-- Task inputs follows --

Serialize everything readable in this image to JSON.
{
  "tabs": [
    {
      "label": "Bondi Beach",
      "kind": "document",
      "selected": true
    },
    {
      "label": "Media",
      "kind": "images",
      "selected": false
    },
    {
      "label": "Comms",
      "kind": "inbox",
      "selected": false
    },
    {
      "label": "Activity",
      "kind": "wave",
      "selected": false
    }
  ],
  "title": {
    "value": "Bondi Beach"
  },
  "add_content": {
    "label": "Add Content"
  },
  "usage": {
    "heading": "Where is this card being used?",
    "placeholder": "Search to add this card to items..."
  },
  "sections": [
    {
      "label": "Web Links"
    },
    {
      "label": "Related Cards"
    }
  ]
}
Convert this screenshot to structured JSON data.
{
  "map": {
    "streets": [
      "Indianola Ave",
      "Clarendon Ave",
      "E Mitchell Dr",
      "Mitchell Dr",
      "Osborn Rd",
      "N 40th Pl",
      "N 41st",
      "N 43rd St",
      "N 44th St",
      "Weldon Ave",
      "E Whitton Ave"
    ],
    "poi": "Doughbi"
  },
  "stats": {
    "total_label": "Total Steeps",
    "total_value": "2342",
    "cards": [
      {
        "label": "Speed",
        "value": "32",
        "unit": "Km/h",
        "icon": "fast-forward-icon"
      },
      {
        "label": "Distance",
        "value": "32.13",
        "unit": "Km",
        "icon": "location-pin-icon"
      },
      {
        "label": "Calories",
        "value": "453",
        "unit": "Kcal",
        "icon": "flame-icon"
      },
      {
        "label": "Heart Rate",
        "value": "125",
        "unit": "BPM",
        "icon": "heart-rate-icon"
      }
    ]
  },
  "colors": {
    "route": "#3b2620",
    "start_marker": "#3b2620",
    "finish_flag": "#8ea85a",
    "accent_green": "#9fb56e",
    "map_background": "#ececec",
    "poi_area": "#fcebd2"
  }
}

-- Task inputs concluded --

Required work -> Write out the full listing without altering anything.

Your response ->
Serialize everything readable in this image to JSON.
{
  "tabs": [
    {
      "label": "Bondi Beach",
      "kind": "document",
      "selected": true
    },
    {
      "label": "Media",
      "kind": "images",
      "selected": false
    },
    {
      "label": "Comms",
      "kind": "inbox",
      "selected": false
    },
    {
      "label": "Activity",
      "kind": "wave",
      "selected": false
    }
  ],
  "title": {
    "value": "Bondi Beach"
  },
  "add_content": {
    "label": "Add Content"
  },
  "usage": {
    "heading": "Where is this card being used?",
    "placeholder": "Search to add this card to items..."
  },
  "sections": [
    {
      "label": "Web Links"
    },
    {
      "label": "Related Cards"
    }
  ]
}
Convert this screenshot to structured JSON data.
{
  "map": {
    "streets": [
      "Indianola Ave",
      "Clarendon Ave",
      "E Mitchell Dr",
      "Mitchell Dr",
      "Osborn Rd",
      "N 40th Pl",
      "N 41st",
      "N 43rd St",
      "N 44th St",
      "Weldon Ave",
      "E Whitton Ave"
    ],
    "poi": "Doughbi"
  },
  "stats": {
    "total_label": "Total Steeps",
    "total_value": "2342",
    "cards": [
      {
        "label": "Speed",
        "value": "32",
        "unit": "Km/h",
        "icon": "fast-forward-icon"
      },
      {
        "label": "Distance",
        "value": "32.13",
        "unit": "Km",
        "icon": "location-pin-icon"
      },
      {
        "label": "Calories",
        "value": "453",
        "unit": "Kcal",
        "icon": "flame-icon"
      },
      {
        "label": "Heart Rate",
        "value": "125",
        "unit": "BPM",
        "icon": "heart-rate-icon"
      }
    ]
  },
  "colors": {
    "route": "#3b2620",
    "start_marker": "#3b2620",
    "finish_flag": "#8ea85a",
    "accent_green": "#9fb56e",
    "map_background": "#ececec",
    "poi_area": "#fcebd2"
  }
}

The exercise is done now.